Trudeau ‘s starkest comments to date came as Canada’s top public health officer predicted the coronavirus pandemic could cost at least 4,500 lives and a government agency announced the Canadian economy lost more than 1 million jobs in March.
Steph Curry raised the spirits of a group of coronavirus nurses in Oakland, California, when he surprised them with a FaceTime call Tuesday.
Shelby Delaney, an ICU nurse at Summit Medical Center, had started wearing Curry’s Warriors kit under her scrubs to “summon my inner warrior.”
She was given a further lift this week when the six-time NBA All-Star was on hand to offer his own personal support.
“Yesterday was one of the coolest moments of my life; I was able to meet my hero, Stephen Curry,” Delaney wrote on Facebook.
“He thanked me and my colleagues for all our hard work on the frontlines during this pandemic. And I was finally able to thank him for all the inspiration and strength he’s given me over the years.
“He also gave me some excellent advice on how to be positive and kind during tough times, which I think can apply to all of us these days.”
Florida will begin drive-through testing at the Daytona Speedway

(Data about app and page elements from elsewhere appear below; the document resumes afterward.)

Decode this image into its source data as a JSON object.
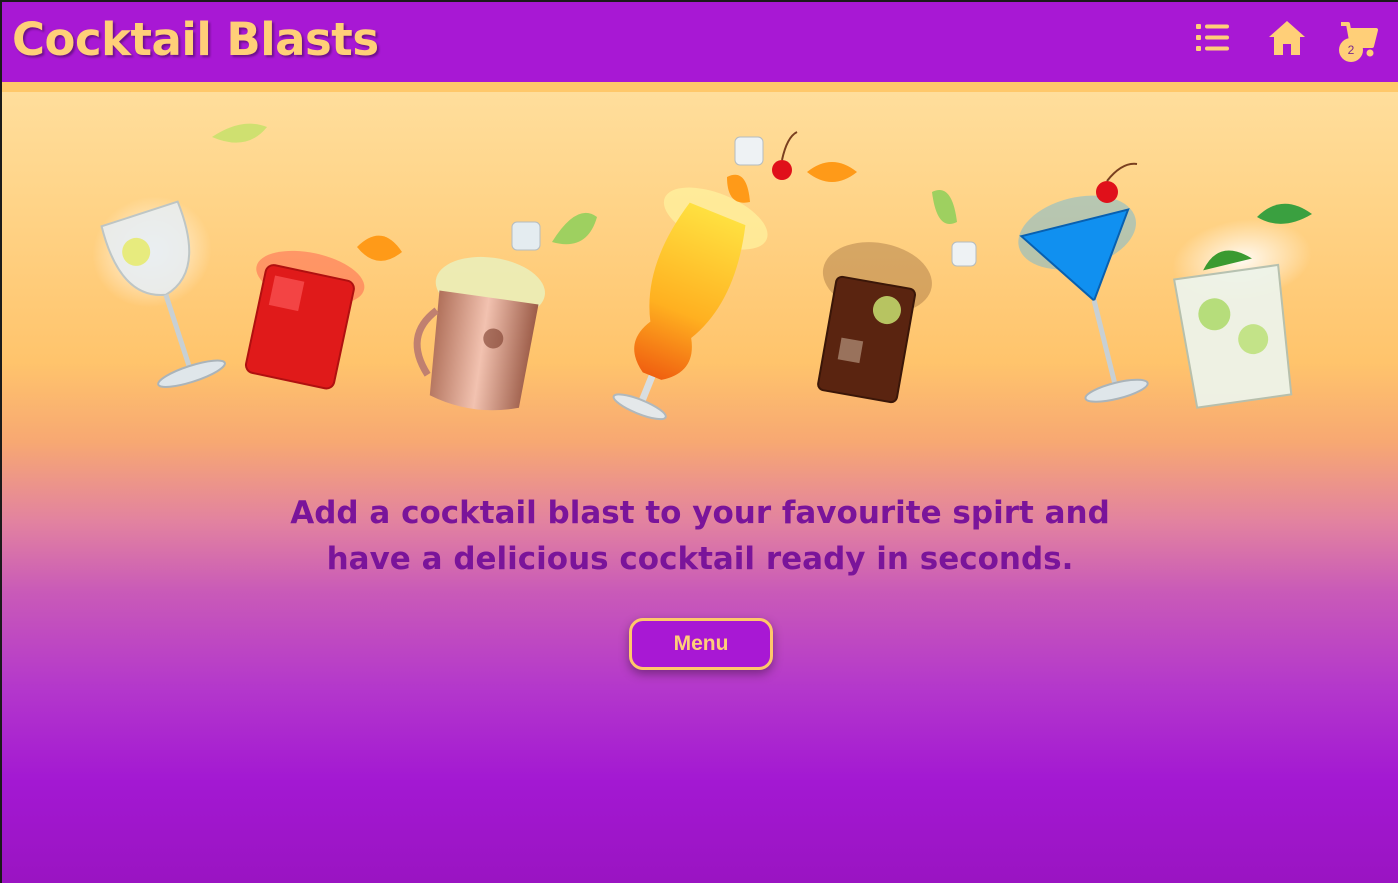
{
  "navbar": {
    "brand": "Cocktail Blasts",
    "cart_count": "2",
    "icons": [
      "list-icon",
      "home-icon",
      "cart-icon"
    ],
    "bg_color": "#a818d4",
    "accent_color": "#ffcf78"
  },
  "hero": {
    "drinks": [
      "gin-tonic-glass",
      "red-spritz-glass",
      "moscow-mule-mug",
      "tequila-sunrise-glass",
      "cola-glass",
      "blue-martini-glass",
      "mojito-glass"
    ]
  },
  "main": {
    "tagline_line1": "Add a cocktail blast to your favourite spirt and",
    "tagline_line2": "have a delicious cocktail ready in seconds.",
    "menu_button": "Menu"
  }
}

Beginning tomorrow, AdventHealth Centra Care will test for Covid-19 at the Daytona International Speedway in Florida, the company announced in a press release Thursday.
The tests will be available to anyone who meets the criteria for testing, as set by the Centers for Disease Control and Prevention, the release said.
A doctor’s order in not required for testing.
“Making tests available is one of the most important things we can do to prevent further spread of COVID-19 and keep our community safe,” said Dr. Scott Brady, president and CEO of AdventHealth Centra Care. “We’re asking people to stay home and practice social distancing, so bringing testing closer to where they live is essential.”
Wiped out of toilet paper? Here’s why
Finding toilet paper in a global pandemic is a struggle. That’s because it’s part of a very tight supply chain. Toilet paper is so bulky and cheap that stores don’t keep big inventories on hand.
So as more households buy a little extra, that causes a lot of disruption. Also, household demand is up 40% as offices and schools close, but toilet paper companies can’t easily switch to make more household paper because commercial paper is very different.
There is some good news. Analysts say the panic buying from mid-March has eased somewhat, and toilet paper companies say they’re making fewer varieties in an effort to speed product to stores.
What You Can Do to Keep Yourself and Your Family Healthy
- Take everyday preventive actions to stay healthy.
- Avoid close contact with people who are sick.
- Avoid touching your eyes, nose, and mouth.
- Stay home when you are sick.
- Cover your cough or sneeze with a tissue, then throw the tissue in the trash.
- Clean and disinfect frequently touched objects and surfaces using a regular household cleaning spray or wipe.
- Wash your hands often with soap and water for at least 20 seconds.
- Followpublic health advice regarding school closures, avoiding crowds and other social distancing measures.